Recruiting and Team Culture
by Libby Peters
Team culture is inarguably one of the most important elements of a successful rowing program. As a coach, it’s great to have a handful of super-talented, highly motivated athletes, but if those individuals don’t have a similar set of priorities, values and goals, they will fall short of their potential.
Although team culture can vary greatly from one boathouse to another, all successful programs have an underlying team culture that sets priorities and expectations, guides attitudes and behavior on and off the water, and ultimately has a tangible impact on the performance of the team. Finding the “right” culture is a very important consideration for any young person who hopes to make rowing a meaningful part of his or her college experience.
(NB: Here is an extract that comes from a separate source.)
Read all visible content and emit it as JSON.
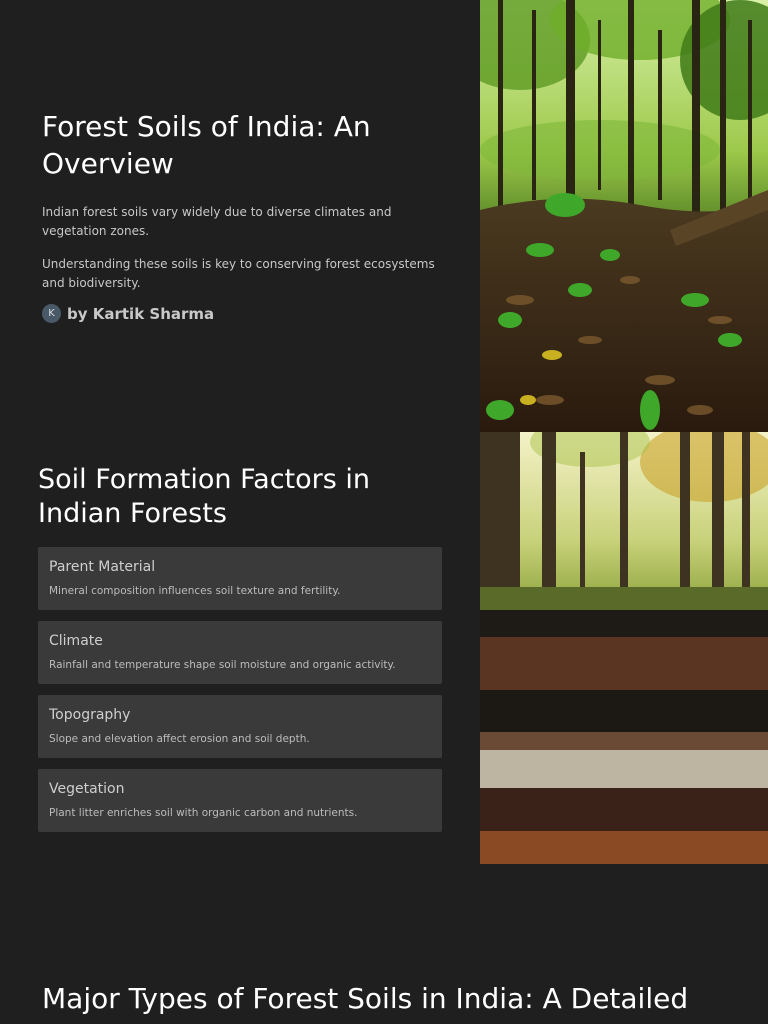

So what do I mean by team culture? It is more than just a set of rules passed down from the coach to the athletes, or the number of hours a week that the team practices. Think about it as the collective “character” of the team. Just as your character is something that helps guide you when you have to make a tough decision in life, team culture at the heart of everything that the team does.
When I was a college coach and recruiter at Columbia University, it was not lost on me that a huge draw for our recruits was New York City, and we valued the exuberant, ambitious, independent and fun-loving nature of our athletes. In the recruiting process we were looking for that special kind of athlete who, at their core, loved the sport of rowing so much that all of those traits would only add to their commitment to be the best athletes, teammates and competitors they could be on the water- not detract from it.
As a college athlete, you will be spending a lot of time with your teammates. Just as college coaches will be looking very carefully at you to see how you would fit within their culture, you should be equally as discerning in figuring out what that culture is and what it means for you. Before you start looking at programs, I cannot emphasize enough how important it is to look within yourself and ask yourself what motivates you to do this crazy sport in the first place.
This kind of self-reflection that is at the heart of everything we do at Sparks Consulting. So ask yourself, how big of a priority do I want rowing to be in my life? What goals do I have for myself as a student-athlete? Do I like big, loud, high-energy environments, or do I prefer a small, calm environment in which to train? What is more important to me- that I win as much as possible, or that I am challenged as much as possible in the pursuit of winning? What kind of coaching style do I prefer? When you figure out what motivates you, you will figure out the ideal culture for you.
Keep in mind that a highly competitive, highly successful program is not incompatible with a highly supportive, well-balanced environment. One legendary rowing coach who I always look to as an example of leadership in our sport tells his athletes every year: “I want you to be passionate about this, but not obsessed. You need balance in your life. Family first, school second, rowing third.” This coach has created one of the most dominant DI rowing programs in the country, yet he rarely talks about winning.
As you are looking at different programs and trying to get a handle on what the team culture is like at a specific school, pay attention to what people do, not just way they say. In rowing, as in life, that is what really matters. Happy college searching!